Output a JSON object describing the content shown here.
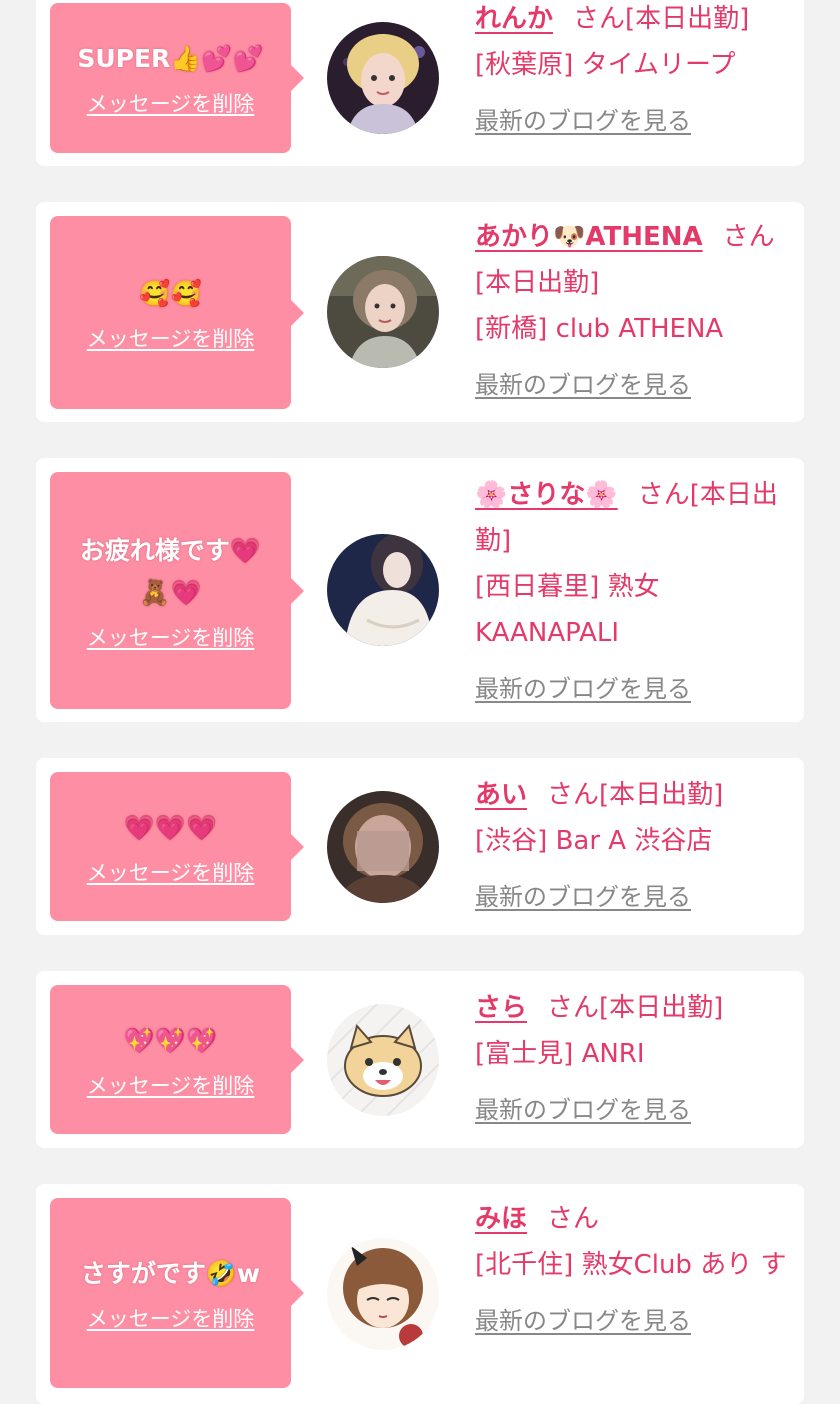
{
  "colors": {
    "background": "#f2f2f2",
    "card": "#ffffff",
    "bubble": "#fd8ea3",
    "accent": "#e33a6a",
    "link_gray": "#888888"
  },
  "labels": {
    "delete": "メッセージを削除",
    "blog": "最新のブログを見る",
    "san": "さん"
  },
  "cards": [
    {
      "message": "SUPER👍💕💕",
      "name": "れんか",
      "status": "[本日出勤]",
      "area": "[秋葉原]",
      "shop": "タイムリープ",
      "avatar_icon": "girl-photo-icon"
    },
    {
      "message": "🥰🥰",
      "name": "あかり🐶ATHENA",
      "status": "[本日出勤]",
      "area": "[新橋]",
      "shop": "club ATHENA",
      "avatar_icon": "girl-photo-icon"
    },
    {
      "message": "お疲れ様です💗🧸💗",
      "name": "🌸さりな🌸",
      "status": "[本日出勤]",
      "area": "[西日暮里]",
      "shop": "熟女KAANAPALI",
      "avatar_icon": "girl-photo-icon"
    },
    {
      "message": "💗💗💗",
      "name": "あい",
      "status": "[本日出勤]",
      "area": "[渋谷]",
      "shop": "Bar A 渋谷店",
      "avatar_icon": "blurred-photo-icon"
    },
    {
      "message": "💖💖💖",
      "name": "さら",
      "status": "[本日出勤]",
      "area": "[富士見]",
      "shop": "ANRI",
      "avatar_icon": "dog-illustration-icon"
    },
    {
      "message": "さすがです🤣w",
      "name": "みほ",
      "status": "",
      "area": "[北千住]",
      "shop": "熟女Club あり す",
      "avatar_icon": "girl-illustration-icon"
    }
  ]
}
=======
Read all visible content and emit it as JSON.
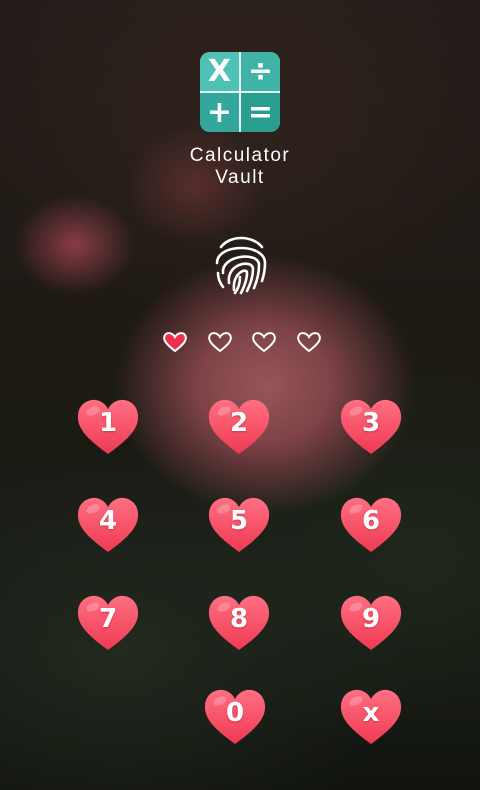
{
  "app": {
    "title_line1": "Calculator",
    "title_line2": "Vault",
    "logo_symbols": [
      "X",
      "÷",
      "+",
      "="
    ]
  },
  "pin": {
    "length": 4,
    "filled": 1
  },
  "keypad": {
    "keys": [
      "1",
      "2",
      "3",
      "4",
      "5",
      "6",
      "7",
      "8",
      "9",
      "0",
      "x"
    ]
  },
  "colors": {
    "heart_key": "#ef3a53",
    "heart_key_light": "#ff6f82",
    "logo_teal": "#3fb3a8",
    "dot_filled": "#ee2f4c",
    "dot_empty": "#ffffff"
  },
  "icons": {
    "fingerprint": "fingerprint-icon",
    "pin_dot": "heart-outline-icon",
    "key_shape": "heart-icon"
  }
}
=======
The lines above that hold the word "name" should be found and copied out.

» **Answer area**
      "name": "れんか",
      "name": "あかり🐶ATHENA",
      "name": "🌸さりな🌸",
      "name": "あい",
      "name": "さら",
      "name": "みほ",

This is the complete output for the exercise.